This article needs additional citations for verification. (November 2019) (Learn how and when to remove this template message)
This article should be divided into sections by topic, to make it more accessible. (November 2019)
A forcado (European Portuguese: [fuɾˈkadðu]) is a member of a group of men that performs the pega de cara or pega de caras ("face catch"), the final event in a typical Portuguese bullfight. Forcados may also be present in Mexican bullfights. Forcados were initially professionals from lower classes but nowadays people from all social backgrounds practice their art through amateur groups.
In past times the bullring had a staircase to the royal cabin and forcados were employed to ensure that the bull did not enter the stairs. To assist them they used a pole (approx 1.7 m or 5 ft 7 in long) with a half-moon of steel at the top. This pole is called a "forcado" and it is from there the name comes. Nowadays, they only use a more symbolic, less functional version of it in the cortesias ("courtesies", the opening ceremony) or historical demonstrations.
The pega involves eight forcados who challenge the bull with their bare hands. They form a line facing the bull and the forcado da cara (front man) eggs the bull on by "playing" with it and taking steps forward if necessary to get it to charge. Once the bull runs forward the first forcado times his hold of the bull's head. Once on the bull's head and holding onto it, usually around its neck, six forcados jump upon the bull piling upon themselves and grabbing the bull while one forcado grabs the bull by its tail. The objective is to subdue the bull, to stop it. The forcado who grabbed the bull by the tail (rabejador) is the last one to release the bull after it is subdued. Bull's horns are covered with a protection of leather to prevent it from injuring forcados.
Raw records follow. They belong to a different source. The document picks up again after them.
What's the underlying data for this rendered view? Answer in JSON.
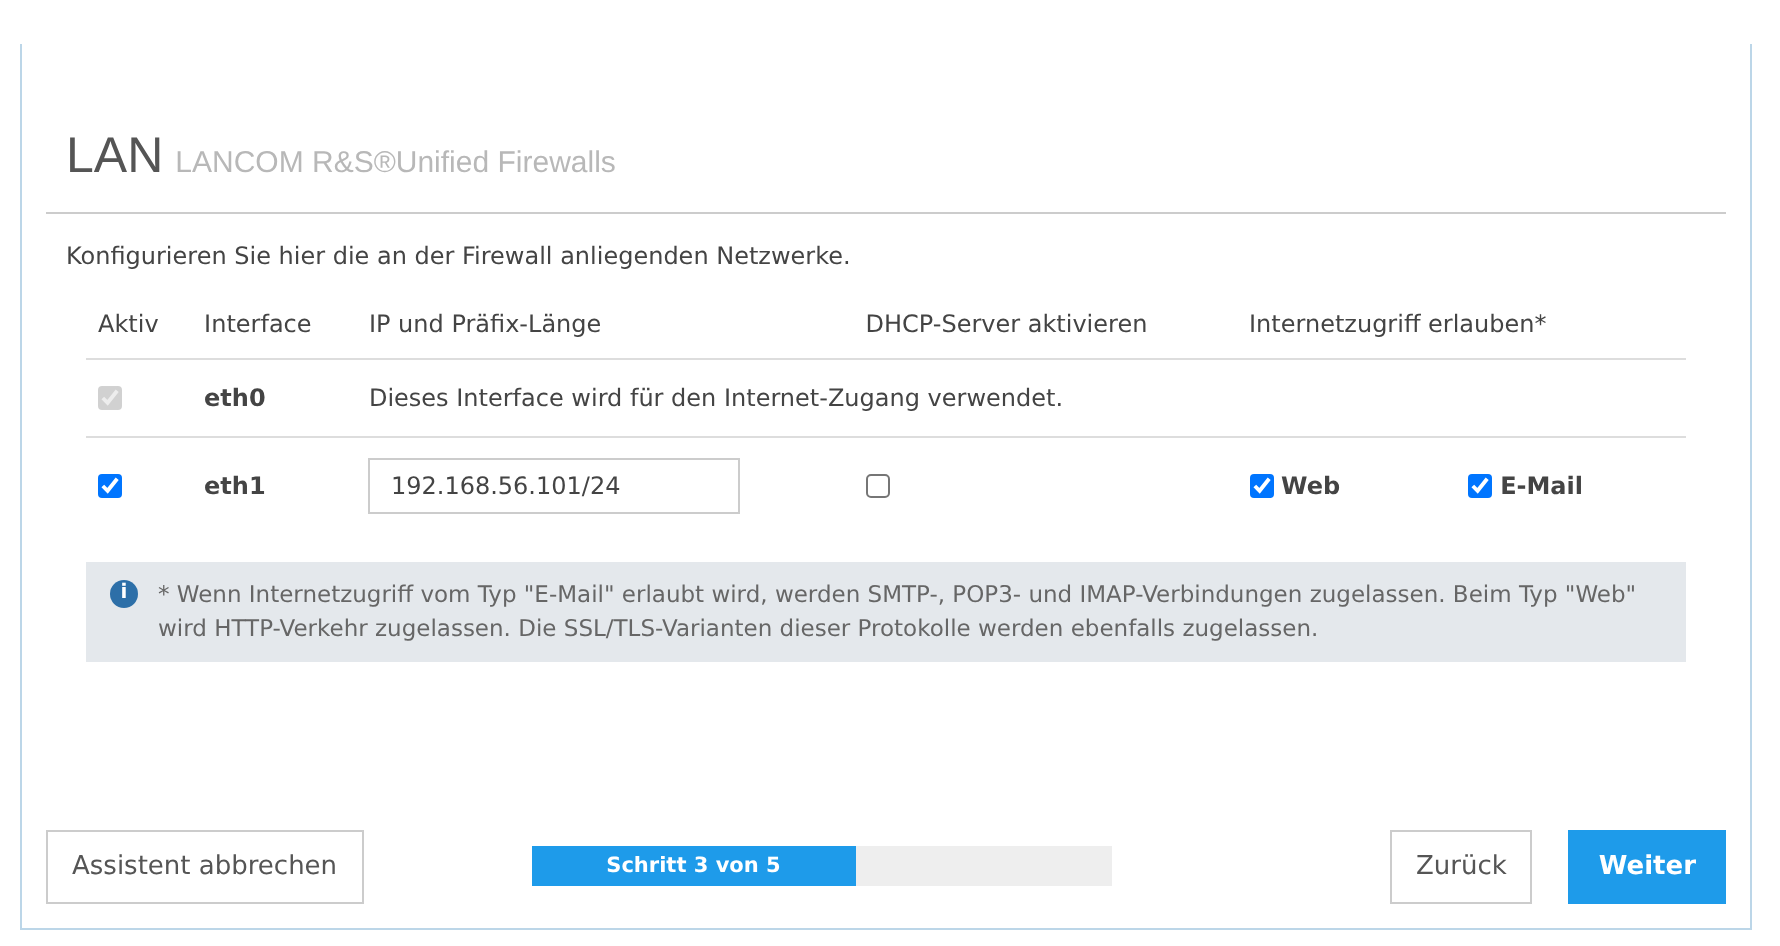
{
  "dialog": {
    "title": "LAN",
    "subtitle": "LANCOM R&S®Unified Firewalls",
    "intro": "Konfigurieren Sie hier die an der Firewall anliegenden Netzwerke."
  },
  "table": {
    "columns": [
      "Aktiv",
      "Interface",
      "IP und Präfix-Länge",
      "DHCP-Server aktivieren",
      "Internetzugriff erlauben*"
    ],
    "rows": [
      {
        "kind": "note",
        "active": {
          "checked": true,
          "disabled": true
        },
        "interface": "eth0",
        "note": "Dieses Interface wird für den Internet-Zugang verwendet."
      },
      {
        "kind": "config",
        "active": {
          "checked": true,
          "disabled": false
        },
        "interface": "eth1",
        "ip": "192.168.56.101/24",
        "dhcp": {
          "checked": false
        },
        "access": [
          {
            "label": "Web",
            "checked": true
          },
          {
            "label": "E-Mail",
            "checked": true
          }
        ]
      }
    ]
  },
  "info": {
    "icon": "i",
    "text": "* Wenn Internetzugriff vom Typ \"E-Mail\" erlaubt wird, werden SMTP-, POP3- und IMAP-Verbindungen zugelassen. Beim Typ \"Web\" wird HTTP-Verkehr zugelassen. Die SSL/TLS-Varianten dieser Protokolle werden ebenfalls zugelassen."
  },
  "footer": {
    "cancel": "Assistent abbrechen",
    "progress": {
      "label": "Schritt 3 von 5",
      "level": 0.56
    },
    "back": "Zurück",
    "next": "Weiter"
  }
}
Although in popular street bullfights some bulls are released without any protection at all - "em pontas".
Forcados appear in traditional clothing for this event, including a green, long, knit hat. The campinos, who also traditionally wear the knit hats, are also present at the arena to herd the bull back to its pen at the end of the corrida. The forcados don't wear the hat on their heads, they carry it on their shoulders in the cortesias. During the pega, only the forcado da cara wears it.
Forcados are often seriously injured – in 2008 at least one forcado was in a coma for three days – or even killed.
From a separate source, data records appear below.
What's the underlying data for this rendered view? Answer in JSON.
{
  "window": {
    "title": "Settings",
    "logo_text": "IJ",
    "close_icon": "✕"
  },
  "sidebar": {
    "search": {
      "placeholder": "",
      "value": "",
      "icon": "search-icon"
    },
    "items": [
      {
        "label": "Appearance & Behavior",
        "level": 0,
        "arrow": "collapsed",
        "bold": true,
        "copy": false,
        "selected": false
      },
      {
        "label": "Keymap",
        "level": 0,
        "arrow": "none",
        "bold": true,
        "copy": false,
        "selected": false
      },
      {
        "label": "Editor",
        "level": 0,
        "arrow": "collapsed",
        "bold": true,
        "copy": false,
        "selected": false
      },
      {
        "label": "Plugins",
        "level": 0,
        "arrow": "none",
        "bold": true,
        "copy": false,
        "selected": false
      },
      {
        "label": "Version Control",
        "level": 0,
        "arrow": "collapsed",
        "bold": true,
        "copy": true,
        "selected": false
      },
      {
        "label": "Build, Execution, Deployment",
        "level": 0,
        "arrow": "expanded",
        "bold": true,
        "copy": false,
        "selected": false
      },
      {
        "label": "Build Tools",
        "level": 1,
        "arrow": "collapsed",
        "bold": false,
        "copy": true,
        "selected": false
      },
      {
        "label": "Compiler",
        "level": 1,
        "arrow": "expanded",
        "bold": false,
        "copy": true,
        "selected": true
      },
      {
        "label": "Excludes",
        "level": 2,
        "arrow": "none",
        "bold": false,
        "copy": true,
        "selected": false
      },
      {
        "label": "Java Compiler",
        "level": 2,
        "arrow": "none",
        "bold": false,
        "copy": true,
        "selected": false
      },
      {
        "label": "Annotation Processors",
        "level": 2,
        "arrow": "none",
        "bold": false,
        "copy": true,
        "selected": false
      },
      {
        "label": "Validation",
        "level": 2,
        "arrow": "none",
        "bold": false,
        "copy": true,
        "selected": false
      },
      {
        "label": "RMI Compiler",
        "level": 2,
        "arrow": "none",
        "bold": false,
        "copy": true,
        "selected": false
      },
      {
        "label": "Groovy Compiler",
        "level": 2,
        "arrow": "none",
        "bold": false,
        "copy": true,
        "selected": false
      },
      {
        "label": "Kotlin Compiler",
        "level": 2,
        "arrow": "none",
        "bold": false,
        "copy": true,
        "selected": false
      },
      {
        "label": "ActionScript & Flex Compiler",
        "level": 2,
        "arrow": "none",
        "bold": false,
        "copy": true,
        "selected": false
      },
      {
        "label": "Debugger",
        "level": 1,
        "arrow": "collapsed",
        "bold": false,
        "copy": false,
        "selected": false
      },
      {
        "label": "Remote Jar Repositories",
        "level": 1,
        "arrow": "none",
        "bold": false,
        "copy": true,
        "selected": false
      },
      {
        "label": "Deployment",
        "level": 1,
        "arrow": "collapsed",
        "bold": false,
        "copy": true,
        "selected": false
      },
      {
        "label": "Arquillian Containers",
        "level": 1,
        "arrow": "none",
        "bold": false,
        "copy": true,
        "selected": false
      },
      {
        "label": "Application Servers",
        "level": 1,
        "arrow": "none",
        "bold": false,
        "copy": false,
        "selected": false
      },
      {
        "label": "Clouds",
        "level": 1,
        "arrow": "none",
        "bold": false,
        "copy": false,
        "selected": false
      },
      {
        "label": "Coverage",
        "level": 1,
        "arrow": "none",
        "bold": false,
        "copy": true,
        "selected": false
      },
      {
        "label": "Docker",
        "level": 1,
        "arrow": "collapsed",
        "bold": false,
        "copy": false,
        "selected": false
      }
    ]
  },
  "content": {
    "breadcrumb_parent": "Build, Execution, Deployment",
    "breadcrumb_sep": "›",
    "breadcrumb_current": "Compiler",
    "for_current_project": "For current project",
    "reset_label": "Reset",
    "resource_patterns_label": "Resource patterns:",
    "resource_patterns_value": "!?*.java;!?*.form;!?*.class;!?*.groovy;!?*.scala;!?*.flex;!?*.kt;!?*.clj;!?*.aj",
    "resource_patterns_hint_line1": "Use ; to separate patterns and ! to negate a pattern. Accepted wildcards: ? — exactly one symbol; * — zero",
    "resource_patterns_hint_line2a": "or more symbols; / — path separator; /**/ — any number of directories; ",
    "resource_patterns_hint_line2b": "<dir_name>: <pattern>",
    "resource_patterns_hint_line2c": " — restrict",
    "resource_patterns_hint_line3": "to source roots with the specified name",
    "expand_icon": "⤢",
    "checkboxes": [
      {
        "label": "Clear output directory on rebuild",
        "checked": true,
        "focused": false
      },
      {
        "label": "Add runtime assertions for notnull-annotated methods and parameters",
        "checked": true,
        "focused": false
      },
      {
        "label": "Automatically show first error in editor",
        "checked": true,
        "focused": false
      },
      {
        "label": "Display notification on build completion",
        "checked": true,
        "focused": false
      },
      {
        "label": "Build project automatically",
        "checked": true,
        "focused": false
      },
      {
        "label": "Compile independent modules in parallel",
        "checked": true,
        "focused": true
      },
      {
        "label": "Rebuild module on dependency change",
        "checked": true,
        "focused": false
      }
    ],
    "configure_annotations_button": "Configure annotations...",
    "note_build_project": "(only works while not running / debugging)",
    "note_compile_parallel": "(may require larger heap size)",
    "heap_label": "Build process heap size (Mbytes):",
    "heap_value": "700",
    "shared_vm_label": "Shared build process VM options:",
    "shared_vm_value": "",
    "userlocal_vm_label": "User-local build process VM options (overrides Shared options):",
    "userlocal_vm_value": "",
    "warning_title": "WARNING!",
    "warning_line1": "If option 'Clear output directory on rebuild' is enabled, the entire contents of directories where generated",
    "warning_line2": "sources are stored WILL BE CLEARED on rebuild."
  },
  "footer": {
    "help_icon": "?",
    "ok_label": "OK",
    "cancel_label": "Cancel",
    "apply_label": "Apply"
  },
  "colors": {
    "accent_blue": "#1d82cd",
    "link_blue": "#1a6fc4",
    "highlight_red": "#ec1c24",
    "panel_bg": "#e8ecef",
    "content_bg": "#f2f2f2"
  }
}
The oldest forcado group is Grupo de Forcados Amadores de Santarém. It has been practicing this art uninterruptedly since 1915.
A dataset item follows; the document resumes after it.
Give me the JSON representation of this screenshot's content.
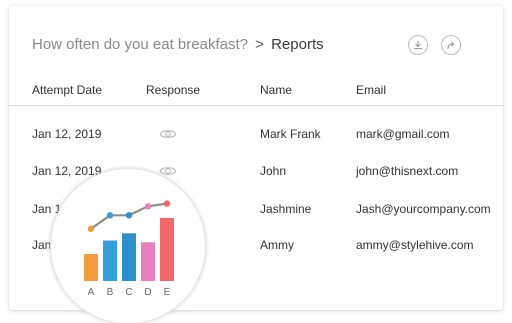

|This bullfighting-related article is a stub. You can help Wikipedia by expanding it.|